* [TASK DESCRIPTION]
The string "request" may appear in lines of the entries below. Report how many lines hold it, with only the number.

* [EXTRACTED DATA]
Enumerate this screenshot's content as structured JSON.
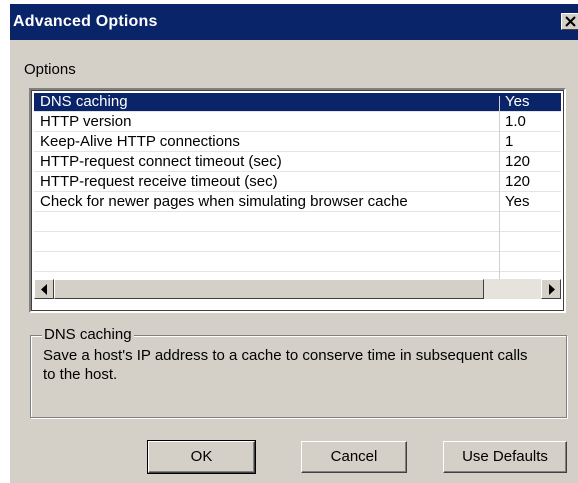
{
  "window": {
    "title": "Advanced Options"
  },
  "options_label": "Options",
  "list": {
    "rows": [
      {
        "name": "DNS caching",
        "value": "Yes",
        "selected": true
      },
      {
        "name": "HTTP version",
        "value": "1.0",
        "selected": false
      },
      {
        "name": "Keep-Alive HTTP connections",
        "value": "1",
        "selected": false
      },
      {
        "name": "HTTP-request connect timeout (sec)",
        "value": "120",
        "selected": false
      },
      {
        "name": "HTTP-request receive timeout (sec)",
        "value": "120",
        "selected": false
      },
      {
        "name": "Check for newer pages when simulating browser cache",
        "value": "Yes",
        "selected": false
      },
      {
        "name": "",
        "value": "",
        "selected": false
      },
      {
        "name": "",
        "value": "",
        "selected": false
      },
      {
        "name": "",
        "value": "",
        "selected": false
      }
    ]
  },
  "description": {
    "title": "DNS caching",
    "text": "Save a host's IP address to a cache to conserve time in subsequent calls to the host."
  },
  "buttons": {
    "ok": "OK",
    "cancel": "Cancel",
    "use_defaults": "Use Defaults"
  },
  "colors": {
    "title_bar": "#0a246a",
    "dialog_face": "#d4d0c8",
    "selection": "#0a246a"
  },
  "icons": {
    "close": "close-icon",
    "scroll_left": "arrow-left-icon",
    "scroll_right": "arrow-right-icon"
  }
}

* [RESULT]
2